500 miles separate me from my daughters.
I live in Washington, on the east coast; they live in Charleston, in the deep south. I have a house there too, but it seems a stretch to think of it as home, so rarely I am there. I no longer enjoy driving the distance at one go, and so going there entails planning ahead and using a hotel as a midway stop.
The bigger reason for my rare trips is that I have become accustomed to my house and my town. It is a pleasant enough house, larger than my needs. I rarely use a floor, and I am content using only the kitchen, a bathroom and the large bedroom I have made my study. A smaller bedroom I use only to sleep in and the deck outside is my favorite haunt, to read and to daydream.
Even the city, Washington, though I live outside its limits, has its fascination for me. It is a busy city, always vibrant, resonant with memories of the places where I have lived, worked, eaten, met with friends, watched plays, heard concerts. Its streets mean something for me, its hotels have memories for me, its old buildings fascinate me. Its free museums are an eternal charm, its think tanks with their talks and debates never fail to draw me.
Yet my daughters are there. At 500 miles. Every time I see them my heart takes a leap.
My life is peaceful. My work was just the opposite. I started with business, but in a sizable corporation. So life wasn’t topsy-turvy from day to day, my livelihood did not depend on a weekly revenue. Yet clashes and conflicts were a daily occurrence. The uncertainties of life are one thing, but another thing was the personal fights, turf wars and departmental skirmishes. When I went to work for an international organization, these clashes were compounded by ethnic biases and national discords. These came into the open when I started my diplomatic career. Little prejudices and large assumptions lay behind the gloss and glitter. It amazed me that big people seemed to have such small minds. Large issues remained unresolved because of petty antagonisms.

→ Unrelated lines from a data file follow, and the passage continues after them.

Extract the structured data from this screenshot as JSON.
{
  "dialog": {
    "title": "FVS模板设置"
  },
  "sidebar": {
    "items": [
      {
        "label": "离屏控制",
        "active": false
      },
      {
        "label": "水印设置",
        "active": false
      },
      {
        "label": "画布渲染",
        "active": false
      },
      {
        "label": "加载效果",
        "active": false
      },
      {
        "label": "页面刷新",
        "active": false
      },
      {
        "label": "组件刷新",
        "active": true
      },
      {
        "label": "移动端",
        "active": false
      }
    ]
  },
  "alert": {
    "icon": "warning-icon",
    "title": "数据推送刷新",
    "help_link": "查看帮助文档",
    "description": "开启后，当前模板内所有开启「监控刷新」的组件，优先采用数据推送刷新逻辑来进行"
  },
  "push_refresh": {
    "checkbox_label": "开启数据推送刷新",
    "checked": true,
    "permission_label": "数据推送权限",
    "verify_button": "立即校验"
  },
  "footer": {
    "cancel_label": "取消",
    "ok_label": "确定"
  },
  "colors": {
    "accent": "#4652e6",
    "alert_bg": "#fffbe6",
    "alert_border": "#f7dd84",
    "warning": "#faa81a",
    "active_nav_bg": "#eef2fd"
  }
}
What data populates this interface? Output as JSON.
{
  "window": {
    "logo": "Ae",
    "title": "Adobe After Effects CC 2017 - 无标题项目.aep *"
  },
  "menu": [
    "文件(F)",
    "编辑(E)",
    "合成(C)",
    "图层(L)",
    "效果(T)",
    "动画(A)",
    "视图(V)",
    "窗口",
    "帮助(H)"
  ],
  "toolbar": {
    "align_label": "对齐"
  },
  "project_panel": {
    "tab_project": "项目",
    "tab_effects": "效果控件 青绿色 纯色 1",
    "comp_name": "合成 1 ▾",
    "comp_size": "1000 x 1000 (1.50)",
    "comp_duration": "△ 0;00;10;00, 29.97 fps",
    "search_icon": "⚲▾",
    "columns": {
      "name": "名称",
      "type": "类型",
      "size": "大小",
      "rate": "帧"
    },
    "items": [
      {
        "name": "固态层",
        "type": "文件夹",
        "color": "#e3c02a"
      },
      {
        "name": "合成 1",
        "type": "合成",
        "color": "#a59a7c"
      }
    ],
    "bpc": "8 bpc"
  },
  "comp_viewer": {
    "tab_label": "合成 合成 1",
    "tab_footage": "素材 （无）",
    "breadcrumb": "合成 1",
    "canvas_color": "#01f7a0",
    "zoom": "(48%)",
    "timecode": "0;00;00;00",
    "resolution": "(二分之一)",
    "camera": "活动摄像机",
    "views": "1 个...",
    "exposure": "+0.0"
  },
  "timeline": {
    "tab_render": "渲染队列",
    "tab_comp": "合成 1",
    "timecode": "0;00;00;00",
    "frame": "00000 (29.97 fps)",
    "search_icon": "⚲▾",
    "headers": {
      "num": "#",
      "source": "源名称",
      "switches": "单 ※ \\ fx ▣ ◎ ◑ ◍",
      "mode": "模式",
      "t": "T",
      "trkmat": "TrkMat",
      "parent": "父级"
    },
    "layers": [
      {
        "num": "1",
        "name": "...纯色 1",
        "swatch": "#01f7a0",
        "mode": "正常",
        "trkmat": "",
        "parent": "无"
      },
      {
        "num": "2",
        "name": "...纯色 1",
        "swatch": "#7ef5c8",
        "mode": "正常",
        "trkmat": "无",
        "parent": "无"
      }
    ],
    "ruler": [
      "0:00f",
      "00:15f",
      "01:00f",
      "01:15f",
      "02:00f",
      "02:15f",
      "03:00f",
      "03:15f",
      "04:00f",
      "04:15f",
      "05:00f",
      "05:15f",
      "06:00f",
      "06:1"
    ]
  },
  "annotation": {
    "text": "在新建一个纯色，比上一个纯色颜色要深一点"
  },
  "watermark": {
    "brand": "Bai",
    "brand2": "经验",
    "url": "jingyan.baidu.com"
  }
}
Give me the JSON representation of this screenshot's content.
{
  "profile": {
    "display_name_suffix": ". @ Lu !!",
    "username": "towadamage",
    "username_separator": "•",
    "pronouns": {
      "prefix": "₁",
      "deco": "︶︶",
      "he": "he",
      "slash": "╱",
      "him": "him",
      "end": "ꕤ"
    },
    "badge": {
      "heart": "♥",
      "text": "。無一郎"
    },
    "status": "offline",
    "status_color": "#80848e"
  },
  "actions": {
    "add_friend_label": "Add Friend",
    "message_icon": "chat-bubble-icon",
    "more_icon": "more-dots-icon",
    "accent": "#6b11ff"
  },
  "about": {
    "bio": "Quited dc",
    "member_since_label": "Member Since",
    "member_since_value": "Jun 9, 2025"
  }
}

Now I live a comparatively tranquil life. It is largely a life of quiet study, sustained exploration and a peaceful probe of troubling matters. I am happy in my home, relaxed in my fitful interviews and at home when I travel to unfamiliar shores. But it is all by myself. If I am happy, there is scantly anyone to share my happiness with.
My daughters are 500 miles away. In another world.
Of course, I love to see them. I take breaks from whatever I do, and spend a few days with them. I would have preferred them to be a little nearer; I could drive over and visit them more often. The distance is a bit more than I care to drive in a day, ten to eleven hours. The pandemic makes it harder. I am forced to stay in a hotel overnight, where it is not easy to avoid other people in a confined space or maintain social distance.
For months I have not seen my daughters. I speak to them on the phone, even see them periodically on my computer. I miss feeling close to them. I miss holding their hands or hugging them. They tell me of the improvements they have made in their homes. They have bought shiny new cars. I haven’t seen any of those. It frustrates me, even when they send me photographs or try to show me on the phone. I am old-fashioned enough to want to see it all directly, standing next to my daughters, and be able to tell them what I think of them. I want to be able to share, in my limited way, their life with me. I want to feel a part of their fast-changing life.
But they live 500 miles away. An intolerably large space in the middle.
No longer. Last week I took a decision. The decision to take a risk and drive the 500 miles and visit them. A decent hotel offered to give me a room, fully sanitized and safe, exempt from any service or maintenance staff. I stayed there a cautious night and drove the rest of the distance through the deep south to Charleston.
As I came closer, every hour I said to myself I am an hour closer to my daughters. The drive seemed easy, the traffic insignificant. I drove steadily, reluctant to stop at the inviting rest stops on the way, and finally entered Charleston.
For my convenience, they are both waiting in my Charleston home. They have brought food, plenty of food. They have chilled the wine. They have placed the covers and cutlery on the large dining table. But first I must hug them and kiss them and see at close range their beautiful faces. They are smiling and my heart is bursting. What did I do to deserve such loving, charming daughters!
But, wait, what else have they placed on the table? A large cake, a big, luscious birthday cake. They remembered it was my birthday! I invite my daughter’s tousle-haired little girl, just three, to come and help me dice the cake. Excited, laughing, she comes and places her soft little hand on mine and steadies the knife before it enters the large cake.
All the 500 miles have simply melted away, like the butter and sugar in my cake.